The image above was taken by a rather cool laser scanner just after the final picnic lunch of The Goldsmiths’ Company Science for Society course put together by the lovely people at Southampton University's Geography Department. The course is supported by Ordnance Survey and The Goldsmiths’ Company, one of the ‘old school’ livery companies within the City of London.
Rather than give you a full rundown of the content, you can head over to the Earth Surface Dynamics Blog here for a list of resources and links. I wonder how many geography departments could rebrand some of their Geography as ‘Earth Surface Dynamics’…..?
The week long course was an excellent opportunity given to me as a result of this. First, the week long course is well worth the effort, although those that are rather ‘out of touch’ with current developments in geography would benefit more than those either new to the profession or fairly active geographers. I went along to a similar course in 2007 (!!!) linked to sustainability. I enjoyed talking to geography academics and finding out about their research before reflecting ways in which we can link to Key Stage 3 and 4 geography.
In addition, it was great to have some ‘hands-on’ fieldwork to see how the fundamental skills of fieldwork link into the high tech versions using total stations and laser scanners.

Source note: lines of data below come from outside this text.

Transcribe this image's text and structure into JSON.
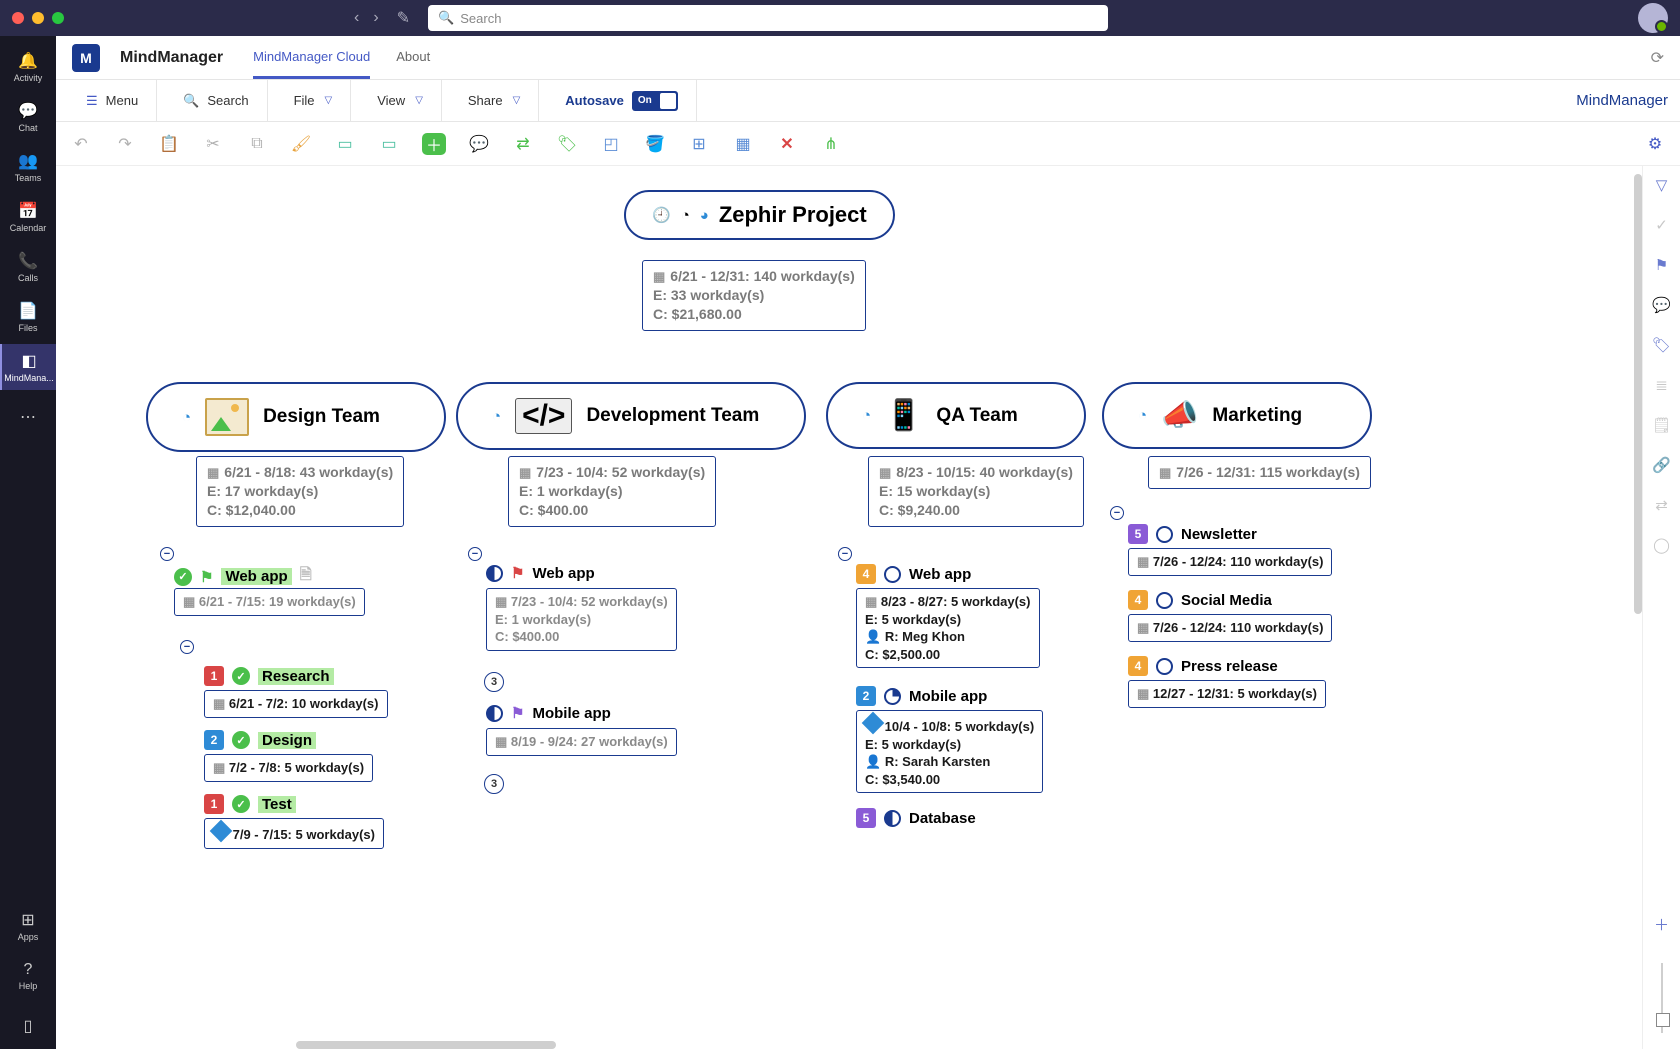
{
  "search_placeholder": "Search",
  "teams_rail": [
    {
      "icon": "🔔",
      "label": "Activity"
    },
    {
      "icon": "💬",
      "label": "Chat"
    },
    {
      "icon": "👥",
      "label": "Teams"
    },
    {
      "icon": "📅",
      "label": "Calendar"
    },
    {
      "icon": "📞",
      "label": "Calls"
    },
    {
      "icon": "📄",
      "label": "Files"
    },
    {
      "icon": "◧",
      "label": "MindMana..."
    }
  ],
  "rail_bottom": [
    {
      "icon": "⊞",
      "label": "Apps"
    },
    {
      "icon": "?",
      "label": "Help"
    }
  ],
  "app": {
    "title": "MindManager",
    "tabs": [
      "MindManager Cloud",
      "About"
    ],
    "active_tab": 0
  },
  "ribbon": {
    "menu": "Menu",
    "search": "Search",
    "file": "File",
    "view": "View",
    "share": "Share",
    "autosave_label": "Autosave",
    "autosave_state": "On",
    "brand": "MindManager"
  },
  "map": {
    "root": {
      "title": "Zephir Project",
      "dates": "6/21 - 12/31: 140 workday(s)",
      "effort": "E: 33 workday(s)",
      "cost": "C: $21,680.00"
    },
    "branches": {
      "design": {
        "title": "Design Team",
        "dates": "6/21 - 8/18: 43 workday(s)",
        "effort": "E: 17 workday(s)",
        "cost": "C: $12,040.00",
        "tasks": [
          {
            "badge": "",
            "title": "Web app",
            "dates": "6/21 - 7/15: 19 workday(s)",
            "hl": true,
            "flag": "green"
          },
          {
            "badge": "1",
            "bc": "red",
            "title": "Research",
            "dates": "6/21 - 7/2: 10 workday(s)",
            "hl": true,
            "chk": true
          },
          {
            "badge": "2",
            "bc": "blue",
            "title": "Design",
            "dates": "7/2 - 7/8: 5 workday(s)",
            "hl": true,
            "chk": true
          },
          {
            "badge": "1",
            "bc": "red",
            "title": "Test",
            "dates": "7/9 - 7/15: 5 workday(s)",
            "hl": true,
            "chk": true,
            "diamond": true
          }
        ]
      },
      "dev": {
        "title": "Development Team",
        "dates": "7/23 - 10/4: 52 workday(s)",
        "effort": "E: 1 workday(s)",
        "cost": "C: $400.00",
        "tasks": [
          {
            "title": "Web app",
            "dates": "7/23 - 10/4: 52 workday(s)",
            "effort": "E: 1 workday(s)",
            "cost": "C: $400.00",
            "flag": "red",
            "half": true,
            "count": "3"
          },
          {
            "title": "Mobile app",
            "dates": "8/19 - 9/24: 27 workday(s)",
            "flag": "purple",
            "half": true,
            "count": "3"
          }
        ]
      },
      "qa": {
        "title": "QA Team",
        "dates": "8/23 - 10/15: 40 workday(s)",
        "effort": "E: 15 workday(s)",
        "cost": "C: $9,240.00",
        "tasks": [
          {
            "badge": "4",
            "bc": "orange",
            "title": "Web app",
            "dates": "8/23 - 8/27: 5 workday(s)",
            "effort": "E: 5 workday(s)",
            "res": "R: Meg Khon",
            "cost": "C: $2,500.00",
            "empty": true
          },
          {
            "badge": "2",
            "bc": "blue",
            "title": "Mobile app",
            "dates": "10/4 - 10/8: 5 workday(s)",
            "effort": "E: 5 workday(s)",
            "res": "R: Sarah Karsten",
            "cost": "C: $3,540.00",
            "qtr": true,
            "diamond": true
          },
          {
            "badge": "5",
            "bc": "purple",
            "title": "Database",
            "half": true
          }
        ]
      },
      "mkt": {
        "title": "Marketing",
        "dates": "7/26 - 12/31: 115 workday(s)",
        "tasks": [
          {
            "badge": "5",
            "bc": "purple",
            "title": "Newsletter",
            "dates": "7/26 - 12/24: 110 workday(s)",
            "empty": true
          },
          {
            "badge": "4",
            "bc": "orange",
            "title": "Social Media",
            "dates": "7/26 - 12/24: 110 workday(s)",
            "empty": true
          },
          {
            "badge": "4",
            "bc": "orange",
            "title": "Press release",
            "dates": "12/27 - 12/31: 5 workday(s)",
            "empty": true
          }
        ]
      }
    }
  }
}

The main message that I would like to give to geography teachers in the UK is that geography is a science. Therefore, it can be part of STEM. Furthermore, we are doing a disservice to the young people we come in to contact with if we don’t expose them to the maths and science (especially Physics for climatology and Biology) of geography. If you want to work at the Met Office or climate change, you need a firm grasp of maths and physics for example. Geography teachers, whilst banging the geography drum, often forget this.
So, get involved in the STEM activities that are available and I would recommend getting on to any future courses.